For the second week in succession at White Hart Lane, Spurs were thwarted by a goalkeeper at the top of his game and their own lack of a cutting edge. The cup-tie against Leeds should have been put to bed inside the first half-hour, but Casper Ankergren's heroics between the posts inspired his teammates to fight on for what was in the end a deserved 2-2 draw.
Spurs were denied a clear penalty by referee Alan Wiley, while Defoe fluffed the one that was actually awarded. It was also very difficult to see where the officials came up with five minutes of added time but that being said, Spurs at home should have had the resources to beat a side 41 league places below them, Of the team that started, only Gomes, Bale and perhaps Hutton will be able to look back on this performance with any satisfaction.
The manager must also take his share of the blame for such a poor result. His decision to leave Palacios on the bench and to deploy Jenas as - presumably - the holding midfielder was very strange. Stranger still was the fact that Jenas remained on the field for the full 95 minutes, with Rose and Kranjcar - scorer of two goals in the previous round - making way from the Spurs midfield.
Spurs have performed badly at the Lane this season against physical sides and that was evident once again as Leeds packed the midfield and played in a manner that earned them six yellow cards. If ever a player was unsuited to this type of encounter, it is Jermaine Jenas. Despite his abundant and obvious natural ability, the midfielder often appears to play as if in a dream, drifting in and out of the game and allowing opponents to pass him at will. On Saturday, these habitual shortcomings were compounded by the squandering of a fine chance toward the end of the first half, a weak back pass which almost allowed Leeds a goal at the start of the second, and then fatal indecision in his own box, which did lead to an equalizer. It was only with the introduction of Wilson Palacios for the last half hour that the Spurs midfield looked to have some shape.

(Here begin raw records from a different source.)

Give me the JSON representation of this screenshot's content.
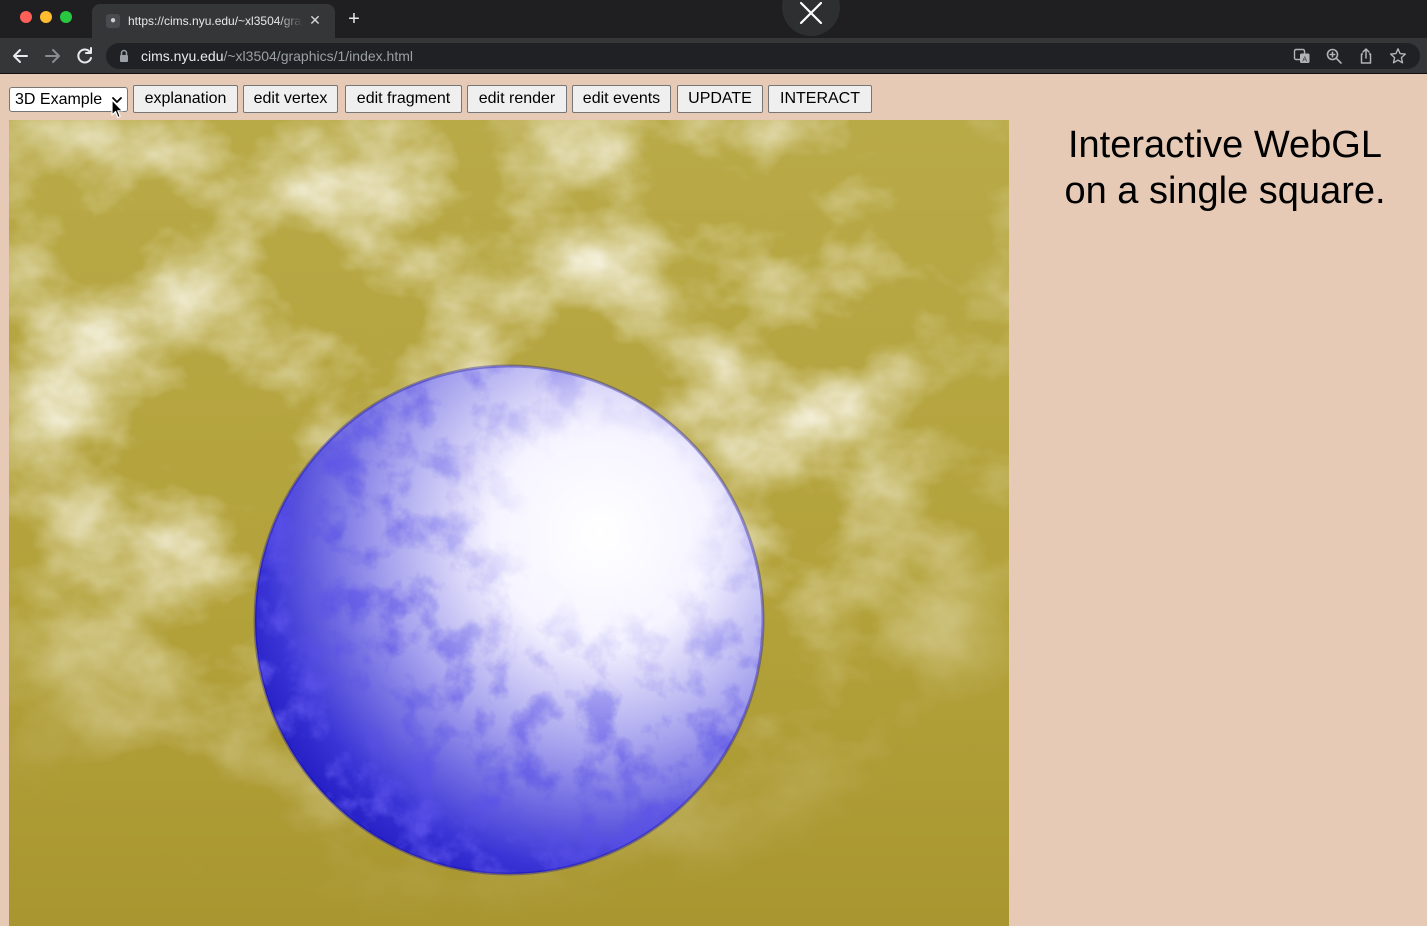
{
  "browser": {
    "tab": {
      "title": "https://cims.nyu.edu/~xl3504/graphics/1/index.html",
      "favicon": "globe-icon"
    },
    "address": {
      "host": "cims.nyu.edu",
      "path": "/~xl3504/graphics/1/index.html"
    }
  },
  "controls": {
    "example_select": {
      "value": "3D Example"
    },
    "buttons": {
      "explanation": "explanation",
      "edit_vertex": "edit vertex",
      "edit_fragment": "edit fragment",
      "edit_render": "edit render",
      "edit_events": "edit events",
      "update": "UPDATE",
      "interact": "INTERACT"
    }
  },
  "headline": {
    "line1": "Interactive WebGL",
    "line2": "on a single square."
  },
  "colors": {
    "page_background": "#e6cab6",
    "canvas_background": "#b5a43a",
    "sphere_dark": "#1010c8",
    "sphere_light": "#ffffff"
  }
}
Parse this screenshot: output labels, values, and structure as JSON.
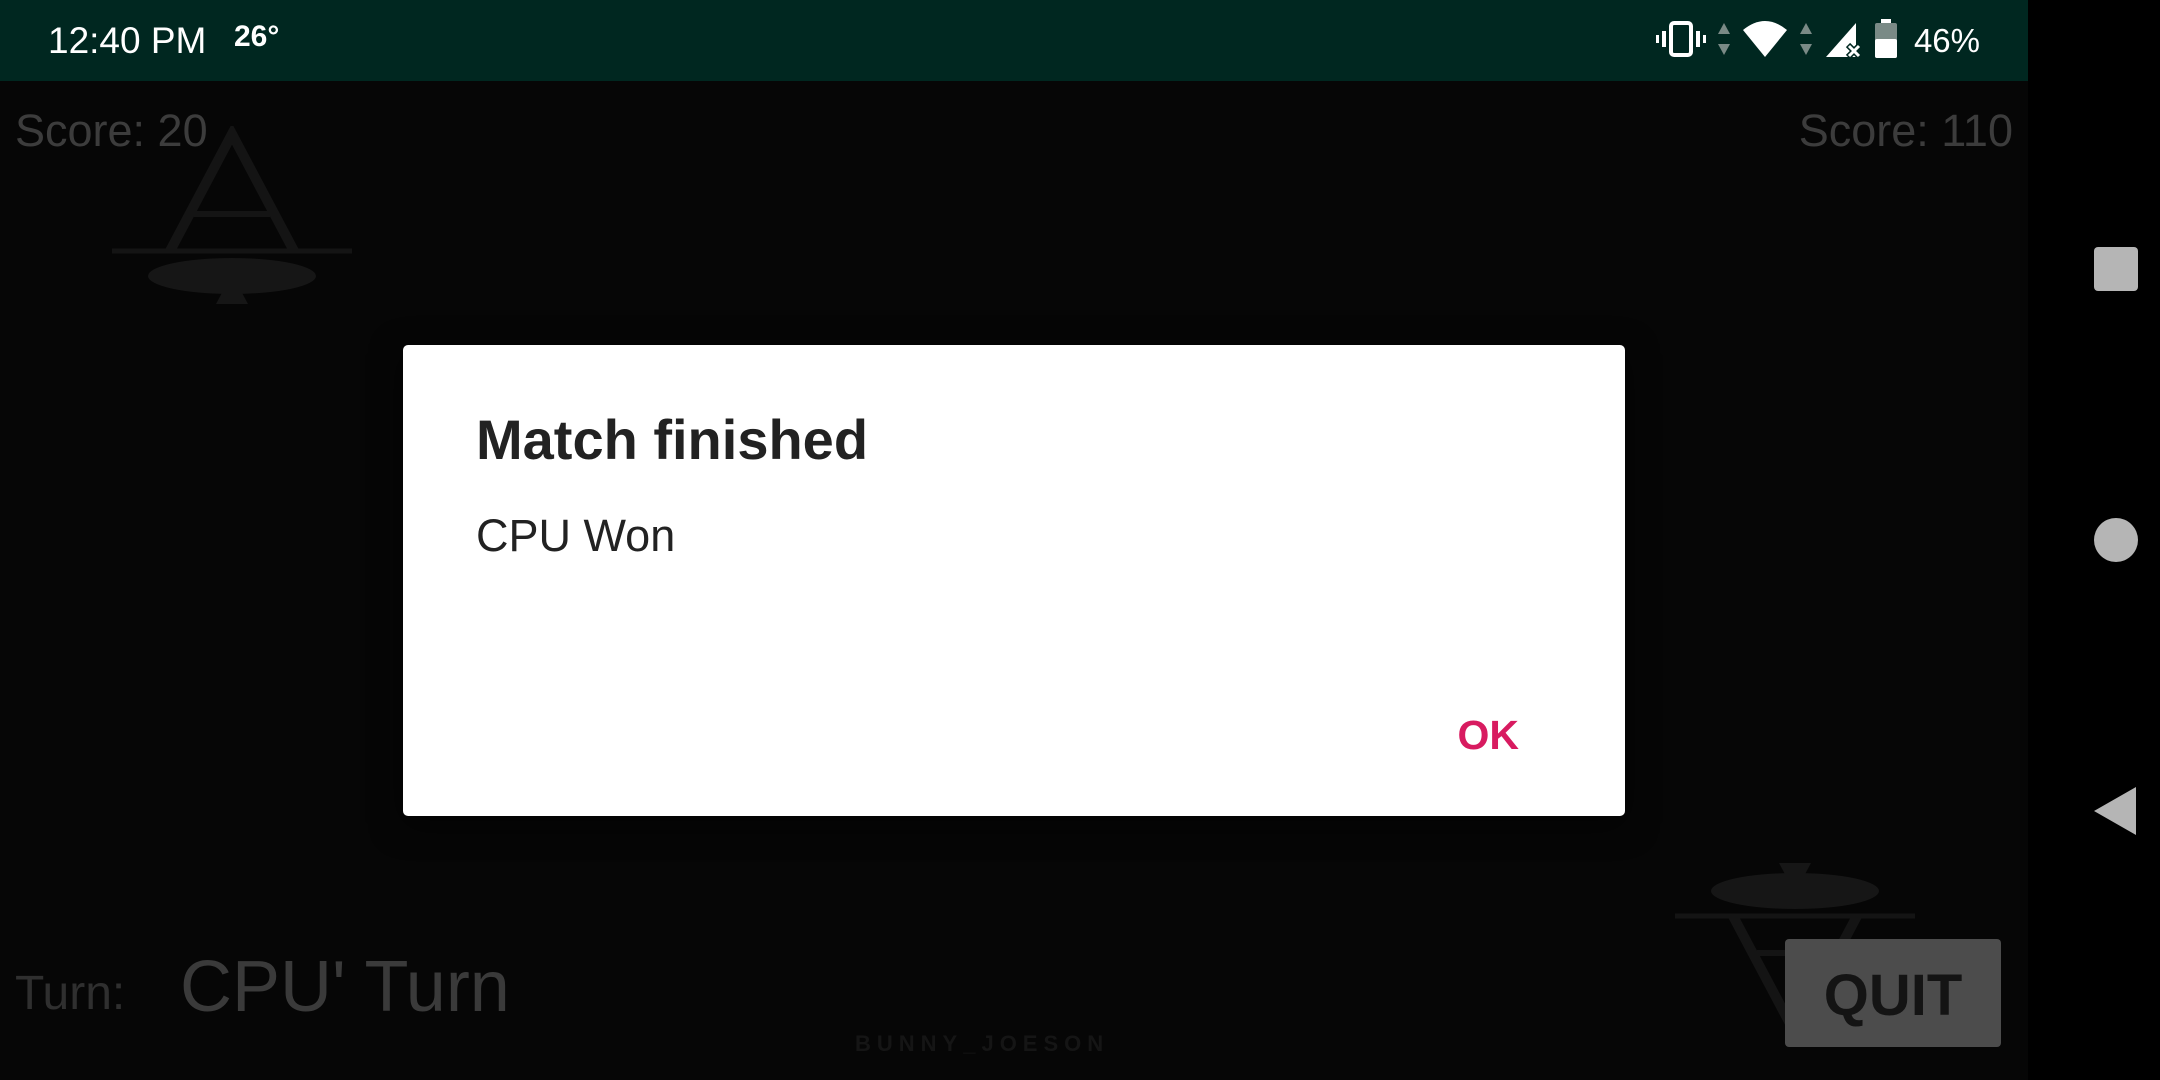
{
  "status_bar": {
    "time": "12:40 PM",
    "temperature": "26°",
    "battery": "46%",
    "icons": [
      "vibrate-icon",
      "data-arrows-icon",
      "wifi-icon",
      "signal-no-sim-icon",
      "battery-icon"
    ],
    "background": "#002720"
  },
  "game": {
    "player_score": "Score: 20",
    "cpu_score": "Score: 110",
    "turn_label": "Turn:",
    "turn_value": "CPU' Turn",
    "watermark": "BUNNY_JOESON",
    "quit_label": "QUIT"
  },
  "dialog": {
    "title": "Match finished",
    "message": "CPU Won",
    "ok_label": "OK",
    "accent_color": "#d81b60"
  },
  "nav_bar": {
    "buttons": [
      "recents-icon",
      "home-icon",
      "back-icon"
    ]
  }
}
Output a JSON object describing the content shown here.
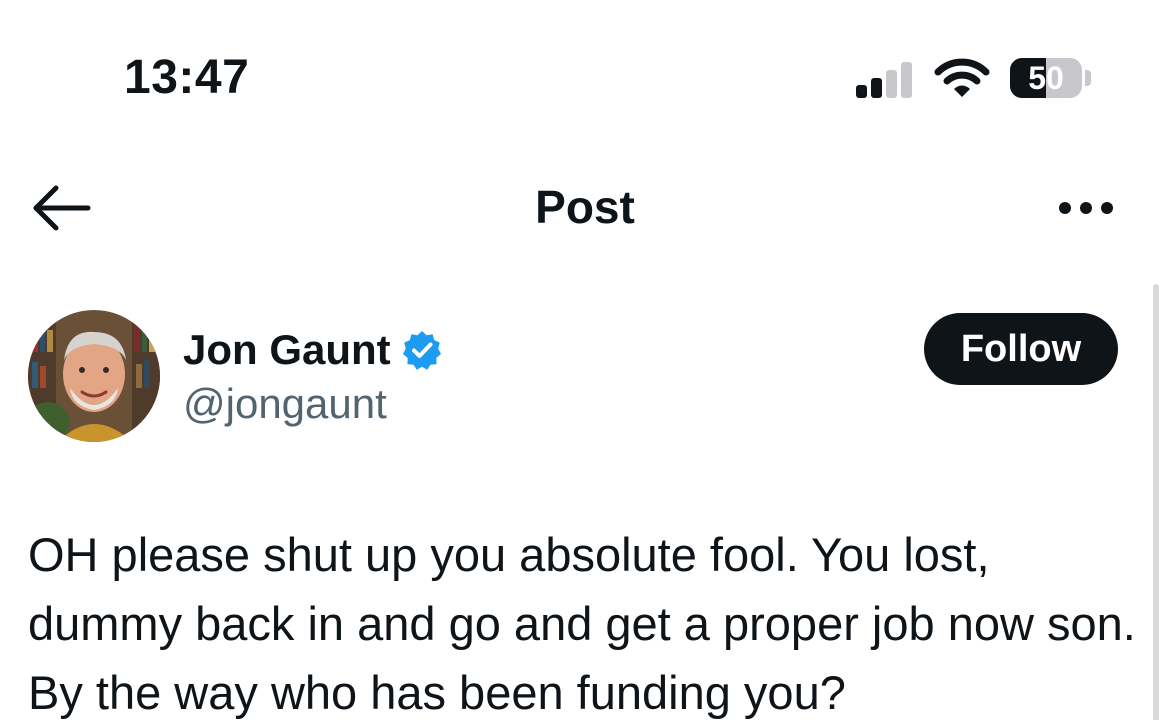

Indeed Palacios started the move that led to Pavlyuchenko's well-taken goal. It’s hard to know how the Russian will view Harry Redknapp's assessment of his impressive twenty minute display: "if he played every week like he did when he came on he'd be an automatic starter". Based on this short appearance, let's hope that Pavyluchenko's gesture upon scoring of throwing his gloves into the crowd was one of celebration and not of farewell.
As the manager has observed, with Man. Utd., Liverpool and now that other team from North London eliminated from the FA Cup, the competition is wide open. The replay at Elland Road will not be easy, but if Harry puts out a more balanced side - and one that hopefully features Aaron Lennon - there is no reason why Spurs should not look forward to a fifth-round tie at the Reebok.